- [WORK INSTRUCTION] Which of the lines in the data below contain the string "rover"? Copy each of them.

- [SOURCE DATA]
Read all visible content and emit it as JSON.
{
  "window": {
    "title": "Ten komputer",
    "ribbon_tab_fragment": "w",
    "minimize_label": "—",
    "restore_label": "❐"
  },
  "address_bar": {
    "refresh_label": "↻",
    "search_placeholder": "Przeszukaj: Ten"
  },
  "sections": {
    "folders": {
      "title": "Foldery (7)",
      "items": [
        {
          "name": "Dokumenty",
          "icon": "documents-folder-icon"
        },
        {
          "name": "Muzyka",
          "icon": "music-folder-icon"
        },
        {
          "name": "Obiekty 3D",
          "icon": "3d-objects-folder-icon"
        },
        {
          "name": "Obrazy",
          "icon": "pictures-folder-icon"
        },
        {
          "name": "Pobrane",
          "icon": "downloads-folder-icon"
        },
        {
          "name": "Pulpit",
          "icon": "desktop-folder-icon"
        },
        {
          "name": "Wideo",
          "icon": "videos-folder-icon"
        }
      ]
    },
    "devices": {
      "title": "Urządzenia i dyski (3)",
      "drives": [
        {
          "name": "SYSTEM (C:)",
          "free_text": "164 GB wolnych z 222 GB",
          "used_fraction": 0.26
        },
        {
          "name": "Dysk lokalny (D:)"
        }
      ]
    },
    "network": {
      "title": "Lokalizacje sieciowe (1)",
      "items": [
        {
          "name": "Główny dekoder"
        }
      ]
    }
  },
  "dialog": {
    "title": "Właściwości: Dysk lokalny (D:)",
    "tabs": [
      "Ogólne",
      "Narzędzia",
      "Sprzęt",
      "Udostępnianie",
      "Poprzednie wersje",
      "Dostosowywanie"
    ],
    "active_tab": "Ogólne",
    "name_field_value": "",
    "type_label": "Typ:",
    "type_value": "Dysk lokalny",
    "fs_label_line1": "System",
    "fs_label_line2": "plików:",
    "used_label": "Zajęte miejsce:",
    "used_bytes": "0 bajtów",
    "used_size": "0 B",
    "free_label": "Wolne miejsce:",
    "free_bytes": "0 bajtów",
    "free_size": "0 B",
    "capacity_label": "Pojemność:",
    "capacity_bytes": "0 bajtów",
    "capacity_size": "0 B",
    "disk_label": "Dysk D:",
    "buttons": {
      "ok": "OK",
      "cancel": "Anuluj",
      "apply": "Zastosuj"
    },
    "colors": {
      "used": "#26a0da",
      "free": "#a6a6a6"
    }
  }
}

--

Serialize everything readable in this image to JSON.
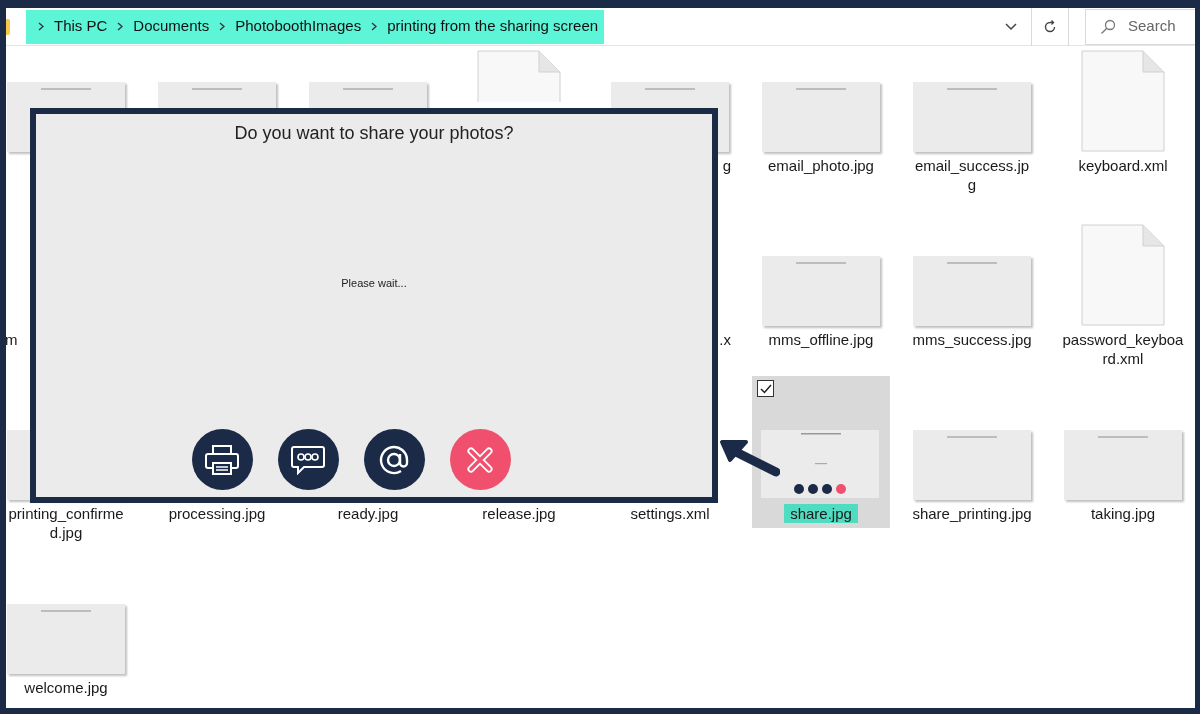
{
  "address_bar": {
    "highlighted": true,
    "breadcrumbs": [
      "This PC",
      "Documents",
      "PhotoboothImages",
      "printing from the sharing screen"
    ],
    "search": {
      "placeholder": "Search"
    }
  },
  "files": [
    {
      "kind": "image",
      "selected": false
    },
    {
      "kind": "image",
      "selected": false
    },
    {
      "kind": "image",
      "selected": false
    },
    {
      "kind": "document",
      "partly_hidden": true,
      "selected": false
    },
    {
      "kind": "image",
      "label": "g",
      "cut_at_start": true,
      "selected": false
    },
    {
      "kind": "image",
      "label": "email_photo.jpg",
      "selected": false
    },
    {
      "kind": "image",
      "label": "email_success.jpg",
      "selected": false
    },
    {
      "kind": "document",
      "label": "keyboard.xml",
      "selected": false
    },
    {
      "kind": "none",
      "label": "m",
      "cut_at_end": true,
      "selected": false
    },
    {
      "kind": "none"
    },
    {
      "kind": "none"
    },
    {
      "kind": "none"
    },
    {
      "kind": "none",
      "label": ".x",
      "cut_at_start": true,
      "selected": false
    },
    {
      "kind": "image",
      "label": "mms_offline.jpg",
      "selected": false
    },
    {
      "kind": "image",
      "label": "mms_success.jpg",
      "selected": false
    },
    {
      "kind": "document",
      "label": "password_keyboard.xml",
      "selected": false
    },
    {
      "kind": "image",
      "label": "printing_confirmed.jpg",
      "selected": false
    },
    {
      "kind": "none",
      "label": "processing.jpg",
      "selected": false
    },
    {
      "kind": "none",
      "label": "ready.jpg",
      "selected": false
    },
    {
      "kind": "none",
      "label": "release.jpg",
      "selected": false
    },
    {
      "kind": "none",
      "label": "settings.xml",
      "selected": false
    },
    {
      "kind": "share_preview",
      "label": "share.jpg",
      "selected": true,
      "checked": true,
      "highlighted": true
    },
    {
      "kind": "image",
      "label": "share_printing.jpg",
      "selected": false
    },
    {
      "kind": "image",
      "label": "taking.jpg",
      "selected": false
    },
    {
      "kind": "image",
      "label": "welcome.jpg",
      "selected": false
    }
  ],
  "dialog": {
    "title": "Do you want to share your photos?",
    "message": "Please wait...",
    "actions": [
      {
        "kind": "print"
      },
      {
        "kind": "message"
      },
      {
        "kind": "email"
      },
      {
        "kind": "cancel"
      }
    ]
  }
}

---

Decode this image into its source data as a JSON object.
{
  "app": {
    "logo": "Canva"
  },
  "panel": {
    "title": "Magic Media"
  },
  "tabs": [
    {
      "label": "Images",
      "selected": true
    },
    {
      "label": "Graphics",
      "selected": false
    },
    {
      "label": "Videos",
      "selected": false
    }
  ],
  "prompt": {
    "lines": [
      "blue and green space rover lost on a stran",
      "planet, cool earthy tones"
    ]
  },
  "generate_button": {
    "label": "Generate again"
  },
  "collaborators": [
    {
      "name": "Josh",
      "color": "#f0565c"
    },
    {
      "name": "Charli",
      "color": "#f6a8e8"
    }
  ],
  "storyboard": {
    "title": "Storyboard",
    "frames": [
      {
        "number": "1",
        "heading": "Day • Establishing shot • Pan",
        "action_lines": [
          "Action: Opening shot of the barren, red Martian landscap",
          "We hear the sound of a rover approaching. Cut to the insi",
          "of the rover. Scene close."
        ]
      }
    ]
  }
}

- [SOLUTION TO THE PROBLEM]
      "blue and green space rover lost on a stran",
          "We hear the sound of a rover approaching. Cut to the insi",
          "of the rover. Scene close."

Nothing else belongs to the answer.